Believe it or not, in economics we don’t assume that GDP is directly a measure of success. We really care about happiness, or, as economists like to jargon it up, “utility.” GDP does measure stuff, and stuff is something that we put into our utility functions. Assuming free-disposal (which, admittedly, is a pretty big assumption), that is, that if you don’t want something you can get rid of it at no cost to yourself, then more stuff is better (or at least not worse). We’re all about maximizing happiness, and stuff is just one thing that goes into that equation.
We would love to measure actual happiness. But… it’s hard to measure happiness. Even if we ask people, we’re not really sure if they’re telling us about relative happiness or absolute happiness, or if there are cultural differences in how to answer the happiness question that make differences in happiness not comparable across countries.
But we can measure stuff, so that’s what we measure.
We do also use other measures besides GDP: things like poverty rate, infant mortality rate, income inequality, literacy, etc. These tend to give a measure of how a nation’s poorest citizens are doing. Each of these captures a measure of a country’s success, but alone each cannot give a full picture.
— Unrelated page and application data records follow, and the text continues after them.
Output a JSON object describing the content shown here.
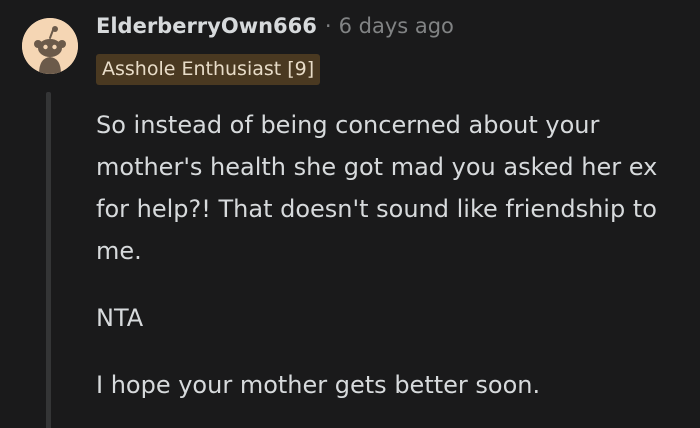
{
  "comment": {
    "author": "ElderberryOwn666",
    "separator": "·",
    "timestamp": "6 days ago",
    "flair": "Asshole Enthusiast [9]",
    "paragraphs": [
      "So instead of being concerned about your mother's health she got mad you asked her ex for help?! That doesn't sound like friendship to me.",
      "NTA",
      "I hope your mother gets better soon."
    ]
  },
  "colors": {
    "background": "#1a1a1b",
    "text": "#d7dadc",
    "muted": "#818384",
    "flair_bg": "#4a3921",
    "avatar_bg": "#f5d6b4"
  },
  "icons": {
    "avatar": "snoo-avatar-icon"
  }
}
What do you think? How should we be measuring success of a country? Is GDP a valid measurement? Is happiness our end goal? What would you measure instead? (And should we even be comparing countries? Why or why not?)